Gentry returned to work in January 2009, and although she initially had no work restrictions, she was later found to have a 30 percent permanent impairment to her ankle. In November 2010, she settled her workers’ compensation claim. One month later, she was terminated. Gentry filed a charge of discrimination with the Equal Employment Opportunity Commission (EEOC) and subsequently sued the club and East West, alleging a variety of claims, including disability discrimination under the ADA.
According to the club, Gentry’s termination was part of a cost-cutting restructuring. However, Gentry testified at trial that when she met with a company executive after her termination, he informed her that Manner, the general manager, admitted to terminating Gentry because of issues with her ankle and because she could be a liability to the club. Notably, Gentry presented testimony from the EEOC investigator on her charge of discrimination, confirming that during his interviews, the company executive reiterated the statements by Manner that Gentry was “let go due to her disability and her liability to the club.”
Ultimately, the jury found for Gentry on some of her claims, but found for the club and East West on the claim for disability discrimination. Gentry appealed to the Fourth Circuit Court of Appeals.
The issue on appeal was the burden of proof for a disability discrimination claim. Gentry argued the trial court improperly instructed the jury that she had to prove that “but for” her disability, she would not have been terminated. Gentry asserted that the trial court should have used the standard for Title VII discrimination claims and that her disability need only have been a “motivating factor” in the termination decision.
The Fourth Circuit disagreed, refusing to apply the more lenient “motivating factor” standard from Title VII to ADA claims. The court determined that the relevant language from Title VII – which states that “motivating factor” is the appropriate standard for claims alleging race, color, religion, sex, or national origin discrimination – is inapplicable in ADA cases. The ADA bars discrimination “on the basis of” a disability.
According to the court, the U.S. Supreme Court’s reasoning in Gross v. FBL Financial Services, Inc., 557 U.S. 167 (2009), a case involving a claim under the Age Discrimination in Employment Act (ADEA), supports using the more exacting standard of proof for claims under the ADA. Specifically, the ADEA bars discrimination “because of” an individual’s age. In Gross v. FBL Financial Services, Inc., the Supreme Court held that the “because of” language means an ADEA plaintiff must prove age was the “but for” cause of the employer’s decision. 557 U.S. 167, 176 (2009).
Similarly, in Gentry’s case, the Fourth Circuit explained there is “no meaningful textual difference” between “because of” and “on the basis of.” Thus, ADA plaintiffs, like ADEA plaintiffs, must meet the higher “but for” standard of proof. Consequently, the Fourth Circuit found the trial court’s jury instructions to be correct and upheld the verdict on Gentry’s ADA claim.

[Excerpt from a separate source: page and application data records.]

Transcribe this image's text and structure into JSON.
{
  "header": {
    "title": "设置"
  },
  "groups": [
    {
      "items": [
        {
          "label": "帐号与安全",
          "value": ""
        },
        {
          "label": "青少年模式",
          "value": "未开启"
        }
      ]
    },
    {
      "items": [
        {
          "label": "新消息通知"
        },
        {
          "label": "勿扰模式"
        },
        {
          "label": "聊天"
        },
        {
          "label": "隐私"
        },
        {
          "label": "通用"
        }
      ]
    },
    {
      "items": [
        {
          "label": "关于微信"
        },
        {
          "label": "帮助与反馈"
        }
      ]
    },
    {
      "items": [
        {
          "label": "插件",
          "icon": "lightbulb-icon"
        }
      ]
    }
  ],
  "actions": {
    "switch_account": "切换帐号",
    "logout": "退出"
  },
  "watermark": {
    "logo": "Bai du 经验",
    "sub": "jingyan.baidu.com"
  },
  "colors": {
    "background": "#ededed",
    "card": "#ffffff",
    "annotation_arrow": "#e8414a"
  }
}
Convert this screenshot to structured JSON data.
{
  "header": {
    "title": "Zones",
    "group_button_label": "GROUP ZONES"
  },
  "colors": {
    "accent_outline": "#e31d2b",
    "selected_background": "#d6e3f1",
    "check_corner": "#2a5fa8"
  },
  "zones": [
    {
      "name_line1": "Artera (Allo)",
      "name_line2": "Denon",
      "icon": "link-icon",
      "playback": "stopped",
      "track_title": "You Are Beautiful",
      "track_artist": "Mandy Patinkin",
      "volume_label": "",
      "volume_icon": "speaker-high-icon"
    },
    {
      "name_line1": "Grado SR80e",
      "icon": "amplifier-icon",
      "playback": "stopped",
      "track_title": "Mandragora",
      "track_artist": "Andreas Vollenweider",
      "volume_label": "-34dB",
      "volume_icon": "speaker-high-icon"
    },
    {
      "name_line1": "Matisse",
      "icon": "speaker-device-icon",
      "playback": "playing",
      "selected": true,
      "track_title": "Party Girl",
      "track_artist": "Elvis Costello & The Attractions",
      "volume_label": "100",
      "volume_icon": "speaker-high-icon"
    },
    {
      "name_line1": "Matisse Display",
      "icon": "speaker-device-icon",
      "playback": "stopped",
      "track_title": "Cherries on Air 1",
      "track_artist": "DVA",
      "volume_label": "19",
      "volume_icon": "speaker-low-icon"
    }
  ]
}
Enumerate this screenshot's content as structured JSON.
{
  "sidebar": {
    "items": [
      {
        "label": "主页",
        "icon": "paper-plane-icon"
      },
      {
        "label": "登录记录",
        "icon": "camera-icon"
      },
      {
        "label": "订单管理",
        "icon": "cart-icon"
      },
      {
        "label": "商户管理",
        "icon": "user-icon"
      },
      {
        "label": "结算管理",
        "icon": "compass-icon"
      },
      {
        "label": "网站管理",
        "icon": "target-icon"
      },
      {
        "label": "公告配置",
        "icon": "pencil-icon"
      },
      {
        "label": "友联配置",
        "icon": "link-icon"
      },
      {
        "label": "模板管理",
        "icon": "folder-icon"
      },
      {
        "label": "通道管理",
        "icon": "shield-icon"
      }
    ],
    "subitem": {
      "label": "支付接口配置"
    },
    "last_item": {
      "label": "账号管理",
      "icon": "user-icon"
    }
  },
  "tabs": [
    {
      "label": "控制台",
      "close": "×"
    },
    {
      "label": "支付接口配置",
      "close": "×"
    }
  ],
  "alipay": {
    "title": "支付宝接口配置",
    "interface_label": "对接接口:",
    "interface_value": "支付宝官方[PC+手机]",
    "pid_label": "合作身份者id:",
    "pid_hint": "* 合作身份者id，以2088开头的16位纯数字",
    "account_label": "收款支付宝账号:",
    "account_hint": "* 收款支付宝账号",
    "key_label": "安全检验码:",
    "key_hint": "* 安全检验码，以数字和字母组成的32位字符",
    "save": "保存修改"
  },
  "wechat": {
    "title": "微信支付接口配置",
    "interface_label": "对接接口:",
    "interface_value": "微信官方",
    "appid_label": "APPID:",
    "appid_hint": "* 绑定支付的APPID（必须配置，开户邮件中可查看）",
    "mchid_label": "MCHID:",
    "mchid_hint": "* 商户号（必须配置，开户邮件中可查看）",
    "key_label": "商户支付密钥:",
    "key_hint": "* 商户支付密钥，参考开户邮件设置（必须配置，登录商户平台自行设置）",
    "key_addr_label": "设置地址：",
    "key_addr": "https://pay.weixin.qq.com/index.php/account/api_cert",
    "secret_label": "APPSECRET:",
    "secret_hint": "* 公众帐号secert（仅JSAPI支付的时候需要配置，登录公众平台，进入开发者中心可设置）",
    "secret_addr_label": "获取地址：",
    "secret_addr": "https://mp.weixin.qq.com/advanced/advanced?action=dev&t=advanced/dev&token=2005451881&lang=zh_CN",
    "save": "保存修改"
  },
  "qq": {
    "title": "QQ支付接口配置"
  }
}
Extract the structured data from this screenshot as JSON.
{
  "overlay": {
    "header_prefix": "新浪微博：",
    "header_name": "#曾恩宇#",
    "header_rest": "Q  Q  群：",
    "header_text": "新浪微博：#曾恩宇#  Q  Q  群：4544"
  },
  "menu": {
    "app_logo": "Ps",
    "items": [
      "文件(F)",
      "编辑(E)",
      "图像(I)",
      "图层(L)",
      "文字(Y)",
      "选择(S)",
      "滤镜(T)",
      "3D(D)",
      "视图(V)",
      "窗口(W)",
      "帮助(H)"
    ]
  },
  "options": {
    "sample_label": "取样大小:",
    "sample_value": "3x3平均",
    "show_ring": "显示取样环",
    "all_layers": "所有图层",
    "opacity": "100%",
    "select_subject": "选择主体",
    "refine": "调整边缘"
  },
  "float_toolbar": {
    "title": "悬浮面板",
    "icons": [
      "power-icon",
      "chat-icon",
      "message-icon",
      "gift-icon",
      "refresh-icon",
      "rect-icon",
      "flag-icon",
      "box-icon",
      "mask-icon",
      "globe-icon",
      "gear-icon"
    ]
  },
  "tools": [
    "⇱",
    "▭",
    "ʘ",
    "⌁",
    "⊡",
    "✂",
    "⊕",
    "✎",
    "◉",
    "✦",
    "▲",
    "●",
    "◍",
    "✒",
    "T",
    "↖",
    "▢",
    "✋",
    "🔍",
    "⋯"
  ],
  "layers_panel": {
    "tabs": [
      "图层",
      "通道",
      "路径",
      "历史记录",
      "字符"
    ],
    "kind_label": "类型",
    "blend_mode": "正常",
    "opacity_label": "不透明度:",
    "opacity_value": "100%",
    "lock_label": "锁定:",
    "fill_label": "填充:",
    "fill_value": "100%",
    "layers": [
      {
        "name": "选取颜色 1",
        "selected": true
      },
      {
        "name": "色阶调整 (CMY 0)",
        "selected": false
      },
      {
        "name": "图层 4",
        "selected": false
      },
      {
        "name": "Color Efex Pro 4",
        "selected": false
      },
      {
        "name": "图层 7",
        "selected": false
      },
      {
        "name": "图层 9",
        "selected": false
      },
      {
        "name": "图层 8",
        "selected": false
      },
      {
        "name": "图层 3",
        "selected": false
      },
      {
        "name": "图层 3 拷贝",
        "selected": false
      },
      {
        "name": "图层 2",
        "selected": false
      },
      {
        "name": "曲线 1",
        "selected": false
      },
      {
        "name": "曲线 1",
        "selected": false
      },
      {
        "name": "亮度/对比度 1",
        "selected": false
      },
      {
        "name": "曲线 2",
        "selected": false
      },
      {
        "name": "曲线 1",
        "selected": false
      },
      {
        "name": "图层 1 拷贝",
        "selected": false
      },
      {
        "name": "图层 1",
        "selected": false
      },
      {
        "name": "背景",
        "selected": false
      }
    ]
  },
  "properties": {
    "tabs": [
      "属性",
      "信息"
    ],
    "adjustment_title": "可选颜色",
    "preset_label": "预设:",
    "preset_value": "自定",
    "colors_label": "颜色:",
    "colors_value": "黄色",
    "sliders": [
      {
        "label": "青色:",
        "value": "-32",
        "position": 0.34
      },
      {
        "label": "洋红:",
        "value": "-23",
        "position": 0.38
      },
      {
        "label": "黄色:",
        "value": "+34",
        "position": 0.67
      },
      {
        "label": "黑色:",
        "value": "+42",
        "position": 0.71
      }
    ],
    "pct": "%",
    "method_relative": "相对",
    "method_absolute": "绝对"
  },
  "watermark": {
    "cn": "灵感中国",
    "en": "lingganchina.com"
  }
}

The Gentry case provides a modest victory for employers. Going forward, employees with disability-based discrimination claims will have a tougher path if they were terminated for reasons entirely unrelated to a disability or if their alleged disability played only a minor role in the employer’s adverse decision. Importantly, however, “but for” does not mean “the only” or “sole” reason. In other words, ADA plaintiffs do not have to show that their alleged disability was the only reason they were terminated or otherwise discriminated against.
Perhaps of equal importance, this case illustrates again that employers faced with an EEOC charge should retain experienced employment counsel. A company’s first statements to the EEOC – like those made by the executive in the Gentry case – are critically important in shaping the company’s defense. Mistakes made during the initial stages of an EEOC investigation can and do haunt employers years later when the case finally winds its way to trial. Avoiding those mistakes, and the resulting consequences, can make the difference between courtroom success and failure.